== What you are asked to do ==
Repeat all entries below exactly as shown.

== Information shown ==
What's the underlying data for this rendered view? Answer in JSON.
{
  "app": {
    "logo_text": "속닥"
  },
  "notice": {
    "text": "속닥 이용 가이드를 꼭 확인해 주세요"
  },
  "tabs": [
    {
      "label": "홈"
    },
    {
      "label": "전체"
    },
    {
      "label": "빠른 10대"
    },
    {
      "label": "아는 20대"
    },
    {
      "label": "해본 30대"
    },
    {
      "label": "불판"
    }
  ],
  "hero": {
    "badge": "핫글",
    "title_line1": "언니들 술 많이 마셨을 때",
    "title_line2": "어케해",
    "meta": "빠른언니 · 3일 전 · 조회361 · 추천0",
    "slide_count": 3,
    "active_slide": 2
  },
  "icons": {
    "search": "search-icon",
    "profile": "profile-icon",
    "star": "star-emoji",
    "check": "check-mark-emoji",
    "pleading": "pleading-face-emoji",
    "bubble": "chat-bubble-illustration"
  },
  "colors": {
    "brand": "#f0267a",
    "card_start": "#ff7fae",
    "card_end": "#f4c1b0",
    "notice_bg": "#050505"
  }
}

== Solution ==
What's the underlying data for this rendered view? Answer in JSON.
{
  "app": {
    "logo_text": "속닥"
  },
  "notice": {
    "text": "속닥 이용 가이드를 꼭 확인해 주세요"
  },
  "tabs": [
    {
      "label": "홈"
    },
    {
      "label": "전체"
    },
    {
      "label": "빠른 10대"
    },
    {
      "label": "아는 20대"
    },
    {
      "label": "해본 30대"
    },
    {
      "label": "불판"
    }
  ],
  "hero": {
    "badge": "핫글",
    "title_line1": "언니들 술 많이 마셨을 때",
    "title_line2": "어케해",
    "meta": "빠른언니 · 3일 전 · 조회361 · 추천0",
    "slide_count": 3,
    "active_slide": 2
  },
  "icons": {
    "search": "search-icon",
    "profile": "profile-icon",
    "star": "star-emoji",
    "check": "check-mark-emoji",
    "pleading": "pleading-face-emoji",
    "bubble": "chat-bubble-illustration"
  },
  "colors": {
    "brand": "#f0267a",
    "card_start": "#ff7fae",
    "card_end": "#f4c1b0",
    "notice_bg": "#050505"
  }
}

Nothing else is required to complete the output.